WHAT YOU HAVE TO DO: Please copy out all lines of the entries that contain the word "restart".
* * * * * * * * *
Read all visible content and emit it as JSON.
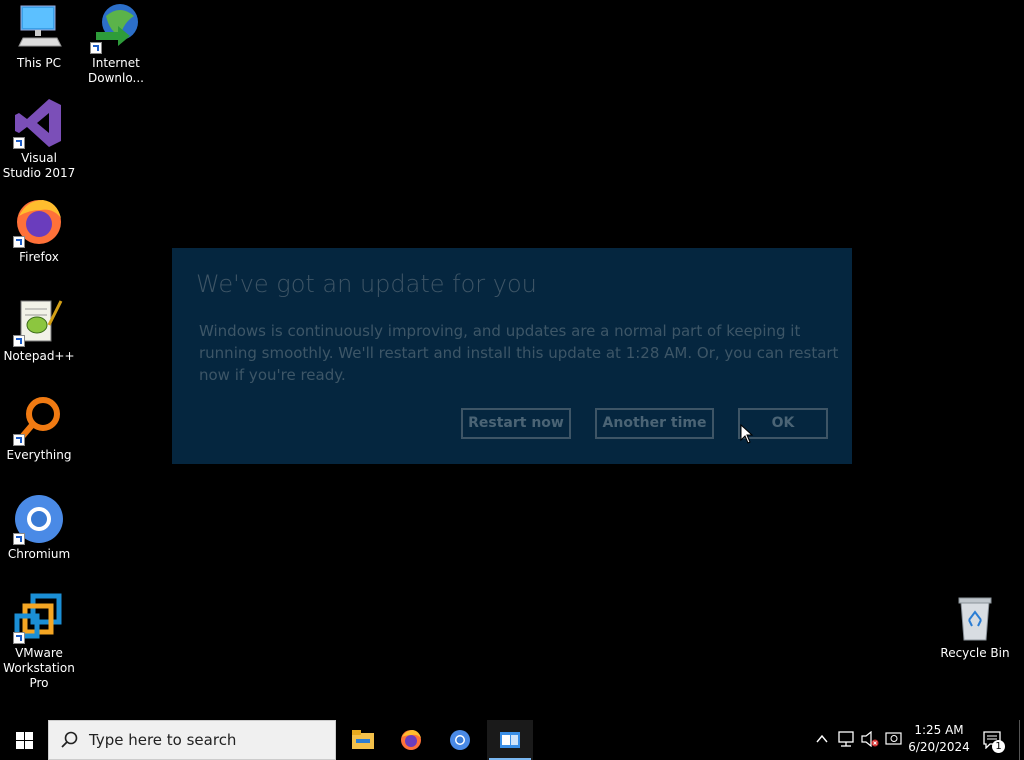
{
  "desktop": {
    "icons": [
      {
        "label": "This PC"
      },
      {
        "label": "Internet Downlo..."
      },
      {
        "label": "Visual Studio 2017"
      },
      {
        "label": "Firefox"
      },
      {
        "label": "Notepad++"
      },
      {
        "label": "Everything"
      },
      {
        "label": "Chromium"
      },
      {
        "label": "VMware Workstation Pro"
      },
      {
        "label": "Recycle Bin"
      }
    ]
  },
  "dialog": {
    "title": "We've got an update for you",
    "body": "Windows is continuously improving, and updates are a normal part of keeping it running smoothly. We'll restart and install this update at 1:28 AM. Or, you can restart now if you're ready.",
    "buttons": {
      "restart": "Restart now",
      "another": "Another time",
      "ok": "OK"
    }
  },
  "taskbar": {
    "search_placeholder": "Type here to search",
    "time": "1:25 AM",
    "date": "6/20/2024",
    "notification_count": "1"
  }
}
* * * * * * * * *
EXERCISE ANSWER:
    "body": "Windows is continuously improving, and updates are a normal part of keeping it running smoothly. We'll restart and install this update at 1:28 AM. Or, you can restart now if you're ready.",
      "restart": "Restart now",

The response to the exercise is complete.